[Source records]
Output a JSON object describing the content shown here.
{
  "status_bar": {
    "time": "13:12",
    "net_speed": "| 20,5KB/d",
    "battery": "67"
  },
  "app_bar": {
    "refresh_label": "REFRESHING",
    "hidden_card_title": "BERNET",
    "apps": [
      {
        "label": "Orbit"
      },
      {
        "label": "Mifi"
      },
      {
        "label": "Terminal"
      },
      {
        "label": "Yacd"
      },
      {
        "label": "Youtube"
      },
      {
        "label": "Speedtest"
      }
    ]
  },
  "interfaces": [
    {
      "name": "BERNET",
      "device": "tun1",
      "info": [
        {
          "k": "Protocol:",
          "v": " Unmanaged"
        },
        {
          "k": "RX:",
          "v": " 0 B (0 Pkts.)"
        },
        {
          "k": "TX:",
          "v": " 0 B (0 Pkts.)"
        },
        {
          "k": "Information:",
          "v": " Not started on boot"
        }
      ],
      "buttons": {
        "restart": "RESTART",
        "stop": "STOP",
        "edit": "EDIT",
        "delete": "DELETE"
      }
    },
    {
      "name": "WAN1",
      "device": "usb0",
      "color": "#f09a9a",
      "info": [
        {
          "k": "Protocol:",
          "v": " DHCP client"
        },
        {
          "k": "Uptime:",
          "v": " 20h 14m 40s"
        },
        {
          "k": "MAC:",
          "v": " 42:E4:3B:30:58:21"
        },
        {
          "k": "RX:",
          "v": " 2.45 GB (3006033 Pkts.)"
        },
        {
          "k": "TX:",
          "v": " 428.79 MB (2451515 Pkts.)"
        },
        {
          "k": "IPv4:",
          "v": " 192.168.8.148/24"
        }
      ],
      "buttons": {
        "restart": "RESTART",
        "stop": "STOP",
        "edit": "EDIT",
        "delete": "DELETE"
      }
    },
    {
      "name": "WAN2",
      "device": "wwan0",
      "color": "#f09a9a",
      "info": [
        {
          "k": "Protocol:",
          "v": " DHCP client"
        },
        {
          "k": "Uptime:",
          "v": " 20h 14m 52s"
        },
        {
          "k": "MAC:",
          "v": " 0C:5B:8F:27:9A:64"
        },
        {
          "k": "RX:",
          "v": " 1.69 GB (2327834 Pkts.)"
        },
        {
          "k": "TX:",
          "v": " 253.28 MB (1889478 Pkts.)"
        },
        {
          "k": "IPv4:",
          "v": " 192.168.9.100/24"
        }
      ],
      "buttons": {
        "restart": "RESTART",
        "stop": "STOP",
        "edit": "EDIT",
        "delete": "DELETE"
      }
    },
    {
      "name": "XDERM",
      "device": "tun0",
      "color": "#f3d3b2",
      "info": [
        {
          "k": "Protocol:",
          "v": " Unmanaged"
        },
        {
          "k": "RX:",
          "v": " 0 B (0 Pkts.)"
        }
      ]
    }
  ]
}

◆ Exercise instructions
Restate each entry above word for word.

◆ Written response
Output a JSON object describing the content shown here.
{
  "status_bar": {
    "time": "13:12",
    "net_speed": "| 20,5KB/d",
    "battery": "67"
  },
  "app_bar": {
    "refresh_label": "REFRESHING",
    "hidden_card_title": "BERNET",
    "apps": [
      {
        "label": "Orbit"
      },
      {
        "label": "Mifi"
      },
      {
        "label": "Terminal"
      },
      {
        "label": "Yacd"
      },
      {
        "label": "Youtube"
      },
      {
        "label": "Speedtest"
      }
    ]
  },
  "interfaces": [
    {
      "name": "BERNET",
      "device": "tun1",
      "info": [
        {
          "k": "Protocol:",
          "v": " Unmanaged"
        },
        {
          "k": "RX:",
          "v": " 0 B (0 Pkts.)"
        },
        {
          "k": "TX:",
          "v": " 0 B (0 Pkts.)"
        },
        {
          "k": "Information:",
          "v": " Not started on boot"
        }
      ],
      "buttons": {
        "restart": "RESTART",
        "stop": "STOP",
        "edit": "EDIT",
        "delete": "DELETE"
      }
    },
    {
      "name": "WAN1",
      "device": "usb0",
      "color": "#f09a9a",
      "info": [
        {
          "k": "Protocol:",
          "v": " DHCP client"
        },
        {
          "k": "Uptime:",
          "v": " 20h 14m 40s"
        },
        {
          "k": "MAC:",
          "v": " 42:E4:3B:30:58:21"
        },
        {
          "k": "RX:",
          "v": " 2.45 GB (3006033 Pkts.)"
        },
        {
          "k": "TX:",
          "v": " 428.79 MB (2451515 Pkts.)"
        },
        {
          "k": "IPv4:",
          "v": " 192.168.8.148/24"
        }
      ],
      "buttons": {
        "restart": "RESTART",
        "stop": "STOP",
        "edit": "EDIT",
        "delete": "DELETE"
      }
    },
    {
      "name": "WAN2",
      "device": "wwan0",
      "color": "#f09a9a",
      "info": [
        {
          "k": "Protocol:",
          "v": " DHCP client"
        },
        {
          "k": "Uptime:",
          "v": " 20h 14m 52s"
        },
        {
          "k": "MAC:",
          "v": " 0C:5B:8F:27:9A:64"
        },
        {
          "k": "RX:",
          "v": " 1.69 GB (2327834 Pkts.)"
        },
        {
          "k": "TX:",
          "v": " 253.28 MB (1889478 Pkts.)"
        },
        {
          "k": "IPv4:",
          "v": " 192.168.9.100/24"
        }
      ],
      "buttons": {
        "restart": "RESTART",
        "stop": "STOP",
        "edit": "EDIT",
        "delete": "DELETE"
      }
    },
    {
      "name": "XDERM",
      "device": "tun0",
      "color": "#f3d3b2",
      "info": [
        {
          "k": "Protocol:",
          "v": " Unmanaged"
        },
        {
          "k": "RX:",
          "v": " 0 B (0 Pkts.)"
        }
      ]
    }
  ]
}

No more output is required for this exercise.